34089420810_b1e36a6b7cWe had our first harvest of many of our leafy greens this week. This is the Elegance Greens Mix from the Grocery Garden. It got a little bigger than I prefer for salads, but we will be trying to stay on top of harvesting moving forward. Watch for harvest updates and track our produce value from the Grocery Garden as the season progresses.

34433386646_08ab0150e4The green sprouting broccoli that is in one of our barrel planters has enjoyed the cool weather and is looking great. It isn’t showing signs of heading yet, but I expect it will be soon. Another boon of the cool weather is that the cabbageworms aren’t around either!

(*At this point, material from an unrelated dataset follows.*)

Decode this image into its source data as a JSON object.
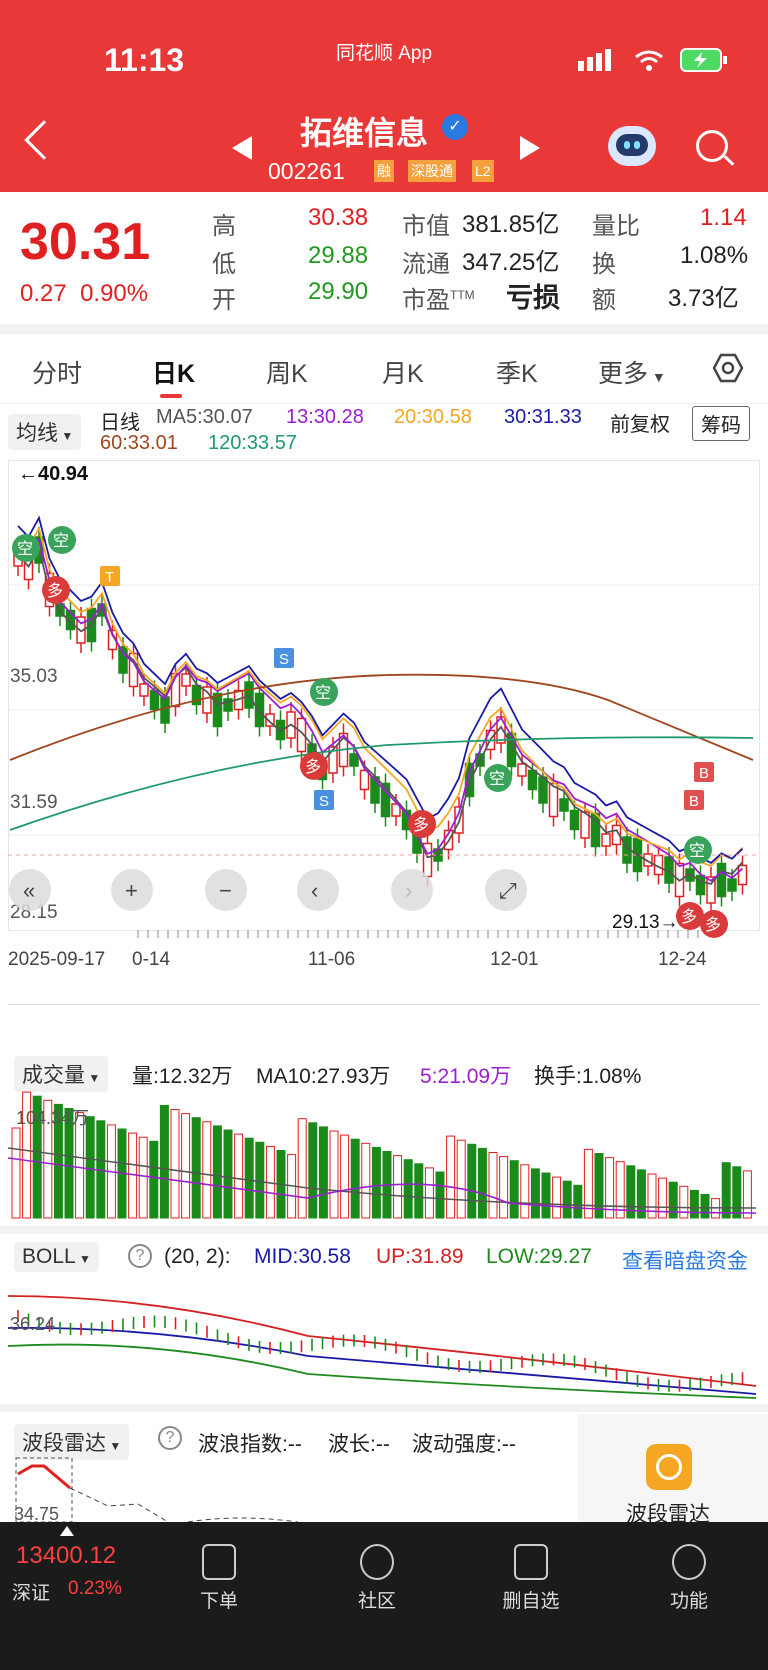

34344105431_c9d314e282In what may be the first live demonstration of the challenges of growing heirlooms, this ‘Brown Dutch’ heirloom lettuce in the Colonial Garden is already starting to bolt. It is most likely reacting to the temperature fluctuations from warm to cold. But for whatever reason, this variety is not as tolerant to that and more prone to bolt.

34089439200_0d9db4ceb6The pallet garden we planted last year to strawberries is back up and growing. It is flowering and setting fruit. I don’t love the fact that the plants are so small. I think they are probably showing the lack of nutrients available to them in the pallet, and I don’t know that fertilizing right now is going to improve the fruit. It will be important for plant health if we want to keep it going for next season though. Now…how to fertilize and keep the nutrients where we put them? Ah, the challenges of pallets!

34089442010_59c9a47d0fThe Japanese bunching onions and carrots that we overwintered were harvested this week. The carrots weren’t in great condition. I think that overwintered carrots are best harvested in January or February, before it starts getting too warm!

34089460380_5ed50b1541Our poor tomatoes, peppers, and eggplant are still waiting to be planted. It has just been TOO COLD. With the early, warm temps 6-8 weeks ago, we started thinking early spring. But the reality is that the temperatures in the past two weeks have been too cold for these plants to be outside without suffering cold injury. We are hoping to plant tomatoes this next week and the peppers in two weeks.